The Yukon River runs right through Whitehorse and offers a great place to start or end a multi-day paddling excursion or an opportunity to learn the basics and have a fun day on the water. Visitors can drive to other locations along the Alaska Highway to start their adventures or a floatplane can be chartered to access the more remote areas of the Territory.
If you choose to follow the Yukon River, you are following the paddle strokes of gold seekers, explorers, and the indigenous who have lived here for generations. While following the river you’ll likely notice some of the historical remnants of the gold mining era or perhaps the more subtle mark of centuries old First Nation meeting places and fish camps.

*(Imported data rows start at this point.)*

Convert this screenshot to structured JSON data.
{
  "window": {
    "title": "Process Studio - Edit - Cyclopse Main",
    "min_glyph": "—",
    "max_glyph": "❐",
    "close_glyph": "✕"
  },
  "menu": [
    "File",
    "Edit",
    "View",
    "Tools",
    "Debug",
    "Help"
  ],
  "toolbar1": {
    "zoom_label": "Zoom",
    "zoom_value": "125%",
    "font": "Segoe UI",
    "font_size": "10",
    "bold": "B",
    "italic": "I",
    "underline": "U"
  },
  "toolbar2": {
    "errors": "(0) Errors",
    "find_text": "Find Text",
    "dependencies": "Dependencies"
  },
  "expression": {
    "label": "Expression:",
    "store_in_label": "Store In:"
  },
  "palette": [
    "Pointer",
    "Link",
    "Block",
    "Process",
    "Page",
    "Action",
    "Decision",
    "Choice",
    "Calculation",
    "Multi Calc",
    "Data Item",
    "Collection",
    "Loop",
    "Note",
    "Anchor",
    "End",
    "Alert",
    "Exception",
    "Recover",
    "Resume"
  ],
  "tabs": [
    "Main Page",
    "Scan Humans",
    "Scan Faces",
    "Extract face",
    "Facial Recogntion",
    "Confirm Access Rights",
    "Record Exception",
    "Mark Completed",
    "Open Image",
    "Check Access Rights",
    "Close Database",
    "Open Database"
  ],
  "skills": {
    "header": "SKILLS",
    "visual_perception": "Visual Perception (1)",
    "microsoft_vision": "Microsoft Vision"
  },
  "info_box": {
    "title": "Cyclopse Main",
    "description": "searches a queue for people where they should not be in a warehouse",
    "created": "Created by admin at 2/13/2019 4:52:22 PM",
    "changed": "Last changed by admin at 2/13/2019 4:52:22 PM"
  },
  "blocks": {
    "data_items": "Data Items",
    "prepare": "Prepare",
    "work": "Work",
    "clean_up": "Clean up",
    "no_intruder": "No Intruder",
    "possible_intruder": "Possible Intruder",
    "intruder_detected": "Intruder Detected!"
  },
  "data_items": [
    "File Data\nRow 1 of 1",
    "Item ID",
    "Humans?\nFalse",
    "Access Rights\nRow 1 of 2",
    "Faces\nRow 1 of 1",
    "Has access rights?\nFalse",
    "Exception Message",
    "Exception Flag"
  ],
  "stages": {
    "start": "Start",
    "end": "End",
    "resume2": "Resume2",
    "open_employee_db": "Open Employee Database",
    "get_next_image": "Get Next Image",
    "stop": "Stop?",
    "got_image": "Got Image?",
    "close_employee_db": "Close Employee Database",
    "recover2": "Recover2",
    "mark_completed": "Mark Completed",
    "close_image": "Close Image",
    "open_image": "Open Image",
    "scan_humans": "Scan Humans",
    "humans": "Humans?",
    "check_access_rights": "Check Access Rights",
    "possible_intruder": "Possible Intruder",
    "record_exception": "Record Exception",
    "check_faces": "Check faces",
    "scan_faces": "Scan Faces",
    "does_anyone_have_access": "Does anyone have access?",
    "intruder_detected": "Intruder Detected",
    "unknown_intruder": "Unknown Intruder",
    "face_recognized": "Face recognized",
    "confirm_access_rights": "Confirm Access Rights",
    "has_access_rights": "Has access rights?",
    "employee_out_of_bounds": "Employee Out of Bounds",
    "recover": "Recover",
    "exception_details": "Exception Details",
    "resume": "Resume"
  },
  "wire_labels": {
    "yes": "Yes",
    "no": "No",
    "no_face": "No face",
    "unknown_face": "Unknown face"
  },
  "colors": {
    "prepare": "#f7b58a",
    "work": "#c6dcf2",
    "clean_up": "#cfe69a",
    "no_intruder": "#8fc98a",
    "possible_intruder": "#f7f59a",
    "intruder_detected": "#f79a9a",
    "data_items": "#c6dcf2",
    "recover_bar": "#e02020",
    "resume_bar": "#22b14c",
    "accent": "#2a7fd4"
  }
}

Whitehorse has been growing steadily since gold was first discovered in Yukon in 1886. By 1887 the tent town was already transitioning to a permanent settlement with houses and other buildings. While the indigenous have camped along the river for thousands of years, it was the gold-rush era settlers that left a permanent mark on the region.
While visiting Whitehorse there are many nineteenth and early twentieth century sites to tour. Along the western bank of the Yukon River is the SS Klondike National Historic Site, which has preserved one of the iconic sternwheelers that plied the river during the early twentieth century.
Some of the other locations that visitors may like to visit are the many historic homes, the old firehall or telegraph office, and the railway station where thousands of hopeful people passed through has they tried to find or make their fortune.
Whitehorse is the gateway to the Yukon and a major stop along the Alaska Highway. The following are a couple other communities in Yukon that were first settled at the turn of the twentieth century.
Dawson City is a town on the Yukon River, about 530 km (318 mi) northwest of Whitehorse. It was a major camp during the Klondike Gold Rush and was the capital of Yukon until the 1950s.
The town has preserved some of their frontier style buildings, and many of them are found in their Historical Dawson Complex. Visitors can tour the Dawson City Museum to gain a deeper understanding of the gold rush, the geological setting of Dawson City, and the indigenous inhabitants of the region.
Canyon City is a ghost town about 7 km (4 mi) south of downtown Whitehorse, at the upstream end of Miles Canyon. While the site has significance for the history of the Klondike Gold Rush, it was also the site of indigenous seasonal fish camps before the arrival of non-indigenous people.
During the region’s gold rush, a bottleneck of travelers was created at the site because of Miles Canyon and the Whitehorse Rapids, which were the most treacherous obstacles along the route. As such, Canyon City grew because it was a place where people would have to unload their goods to portage and plan the next phase of their travels.
By June of 1898 there had been nearly 300 boats that wrecked in the rapids; however, only five people drowned. While tramways and other ingenious ventures found ways to transport goods past the treacherous rapids, the White Pass railway to Whitehorse gave travelers a much safer way to travel and Canyon City had lost its reason to exist.
Canyon City is now an interactive archaeological site that is exploring the history of life before and after the gold rush.